4 John M. Ellis, in Against Deconstruction, argues along similar lines, as he tries to reinstate structuralism. I am not familiar enough with his book to intelligently evaluate his thesis. But I have at least two initial hesitancies. I do think Derrida's arguments indicate enough weaknesses in structuralism that it would be less than enticing to return to it. I also think that Derrida's decentering of Western philosophy is a good warning to Christendom not to tie faith with any one system.

5 Deconstruction asserts that even logic and mathematical formulae are indeed metaphor. Thus all language becomes metaphoric.

6 His companion work Dark Night of the Soul deals with the suspension of the spiritual senses. Night must always be held together with Ascent in any understanding of St John of the Cross, but for our purposes Night's similarities are not close enough to warrant reference.

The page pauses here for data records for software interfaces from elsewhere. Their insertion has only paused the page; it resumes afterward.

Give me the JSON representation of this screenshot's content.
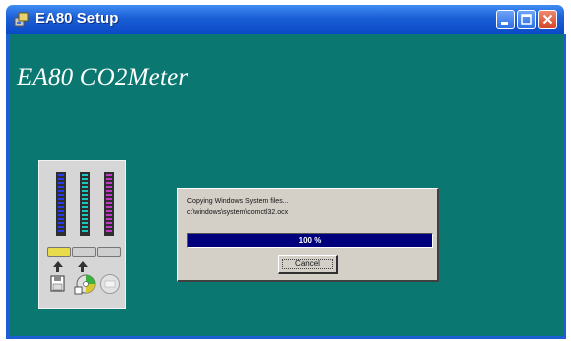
{
  "window": {
    "title": "EA80 Setup",
    "controls": [
      "minimize",
      "maximize",
      "close"
    ]
  },
  "main": {
    "heading": "EA80  CO2Meter"
  },
  "dialog": {
    "status_line": "Copying Windows System files...",
    "file_path": "c:\\windows\\system\\comctl32.ocx",
    "progress_text": "100 %",
    "progress_fraction": 1.0,
    "cancel_label": "Cancel"
  },
  "meter_panel": {
    "bars": [
      {
        "name": "disk-bar",
        "color": "#2a3cf0"
      },
      {
        "name": "cd-bar",
        "color": "#19c6c0"
      },
      {
        "name": "system-bar",
        "color": "#c23ac8"
      }
    ],
    "icons": [
      "floppy-disk-icon",
      "cd-install-icon",
      "computer-icon"
    ]
  },
  "colors": {
    "background": "#0a7771",
    "titlebar": "#1b5fd6",
    "progress": "#00007c",
    "dialog": "#d4d0c8"
  }
}
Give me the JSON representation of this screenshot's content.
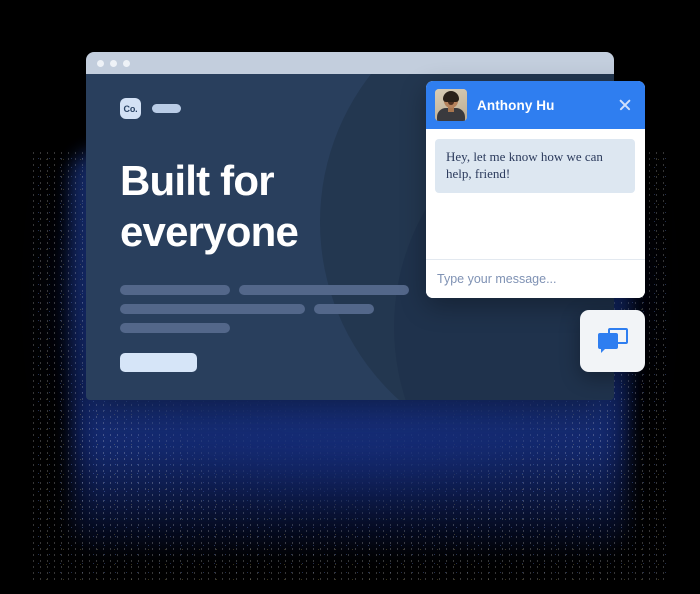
{
  "browser": {
    "window_dots": [
      "dot-red",
      "dot-yellow",
      "dot-green"
    ],
    "logo_text": "Co.",
    "nav_pill_label": "",
    "nav_pill_right_label": ""
  },
  "hero": {
    "headline": "Built for everyone",
    "cta_label": "",
    "skeleton_rows": [
      [
        110,
        170
      ],
      [
        185,
        60
      ],
      [
        110
      ]
    ]
  },
  "chat": {
    "agent_name": "Anthony Hu",
    "avatar_alt": "Anthony Hu profile photo",
    "close_label": "",
    "messages": [
      {
        "from": "agent",
        "text": "Hey, let me know how we can help, friend!"
      }
    ],
    "input_placeholder": "Type your message...",
    "input_value": ""
  },
  "launcher": {
    "label": "",
    "icon": "chat-bubbles-icon"
  },
  "colors": {
    "accent_blue": "#2f7ef0",
    "hero_navy": "#293f5d",
    "hero_arc_navy": "#233750",
    "titlebar_gray": "#c3cedd",
    "skeleton_bar": "#53678a",
    "cta_light": "#d6e5f8",
    "bubble_bg": "#dde7f1",
    "bubble_text": "#2b3a5c",
    "placeholder_text": "#7f92b4",
    "launcher_bg": "#f2f4f7",
    "page_bg": "#000000",
    "glow_blue": "#1a3a8c"
  }
}
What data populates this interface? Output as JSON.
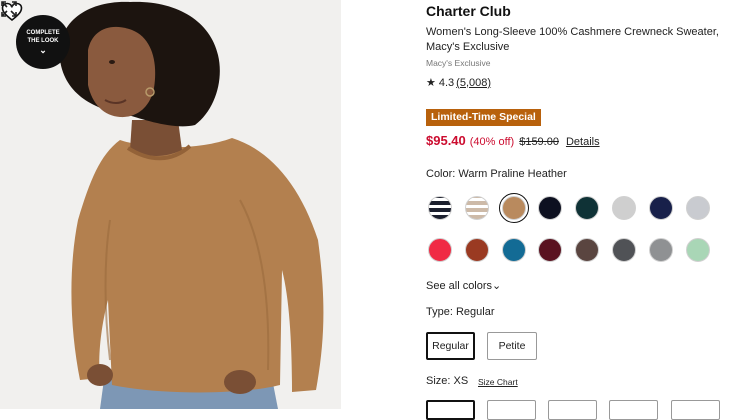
{
  "image": {
    "badge_line1": "COMPLETE",
    "badge_line2": "THE LOOK",
    "badge_chevron": "⌄",
    "icons": [
      "heart-icon",
      "expand-icon"
    ]
  },
  "product": {
    "brand": "Charter Club",
    "title": "Women's Long-Sleeve 100% Cashmere Crewneck Sweater, Macy's Exclusive",
    "seller": "Macy's Exclusive",
    "rating_star": "★",
    "rating": "4.3",
    "review_count": "(5,008)",
    "promo_badge": "Limited-Time Special",
    "sale_price": "$95.40",
    "discount": "(40% off)",
    "original_price": "$159.00",
    "details_link": "Details"
  },
  "color": {
    "label": "Color: Warm Praline Heather",
    "swatches": [
      {
        "color": "#1b1f2e",
        "pattern": "stripe-navy"
      },
      {
        "color": "#cdbaa8",
        "pattern": "stripe-tan"
      },
      {
        "color": "#b98a5e",
        "selected": true
      },
      {
        "color": "#0d1020"
      },
      {
        "color": "#0f3236"
      },
      {
        "color": "#cfcfcf"
      },
      {
        "color": "#18204a"
      },
      {
        "color": "#c9cbd0"
      },
      {
        "color": "#f02a44"
      },
      {
        "color": "#9a3a22"
      },
      {
        "color": "#136b95"
      },
      {
        "color": "#5a1220"
      },
      {
        "color": "#5a4540"
      },
      {
        "color": "#505256"
      },
      {
        "color": "#8f9193"
      },
      {
        "color": "#a9d6b6"
      }
    ],
    "see_all": "See all colors",
    "see_all_chevron": "⌄"
  },
  "type": {
    "label": "Type: Regular",
    "options": [
      "Regular",
      "Petite"
    ]
  },
  "size": {
    "label": "Size: XS",
    "chart_link": "Size Chart"
  }
}
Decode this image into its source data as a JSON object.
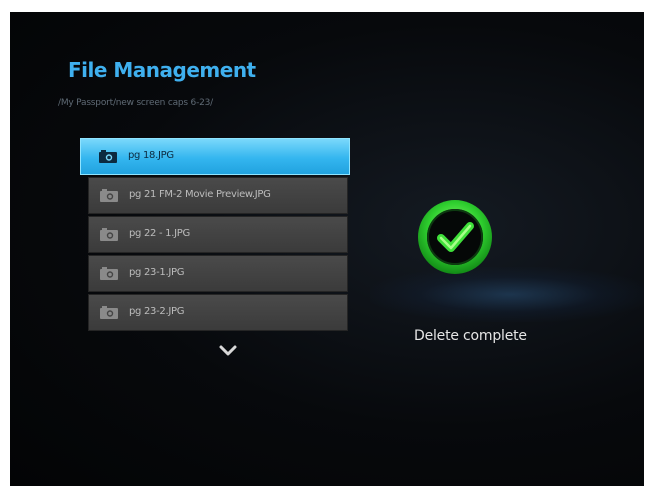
{
  "header": {
    "title": "File Management",
    "path": "/My Passport/new screen caps 6-23/"
  },
  "files": {
    "items": [
      {
        "name": "pg 18.JPG",
        "icon": "camera-icon",
        "selected": true
      },
      {
        "name": "pg 21 FM-2 Movie Preview.JPG",
        "icon": "camera-icon",
        "selected": false
      },
      {
        "name": "pg 22 - 1.JPG",
        "icon": "camera-icon",
        "selected": false
      },
      {
        "name": "pg 23-1.JPG",
        "icon": "camera-icon",
        "selected": false
      },
      {
        "name": "pg 23-2.JPG",
        "icon": "camera-icon",
        "selected": false
      }
    ],
    "more_icon": "chevron-down-icon"
  },
  "result": {
    "icon": "success-check-icon",
    "message": "Delete complete"
  },
  "colors": {
    "accent": "#3fb0ef",
    "selected_row": "#34b6ef",
    "success_green": "#2fcf2f"
  }
}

7 I cannot but heartily recommend the little volume of collected works put out by the Institute for Carmelite Studies (see bibliography). The Kavanaugh/Rodriguez translations is incredibly accessible and portable. It should, of course, be weighed against the E. Allison Peers translations.

Bibliography of Sources Cited

Derrida, Jacques. Of Grammatology. Tr. by Gayatri Chakravorty Spivak. Baltimore: John Hopkins University Press, 1976.

________. "Jacques Derrida." In Dialogues with contemporary Continental thinkers. Tr. and ed. by Richard Kearney. Manchester: Manchester University Press, 1984.

Eagleton, Terry. Literary Theory: An Introduction. Minneapolis: University of Minnesota Press, 1983.

Jacobs, Alan. "Deconstruction." In Contemporary Literary Theory: A Christian Appraisal. Ed. by Clarence Walhout and Leland Ryken. Grand Rapids: Eerdmans, 1991.

John of the Cross. The Collected Works of St John of the Cross. Tr. by Kieran Kavanaugh and Otilio Rodriguez. Washington: ICS Publications, 1991.

Osborne, Grant R. The Hermeneutical Spiral. Downers Grove: InterVarsity Press, 1991.

Taylor, Mark C. Erring. Chicago: University of Chicago Press, 1984.

Winquist, Charles E. Epiphanies of Darkness: Deconstruction in Theology. Philadelphia: Fortress, 1986.

Zornado, Joseph. "Negative Writings: Flannery O'Connor, Apophatic Thought, and Christian Criticism." Christianity and Literature. Vol. 42, No. 1 (Autumn 1992):117-140

© 1994 Clifton D. Healy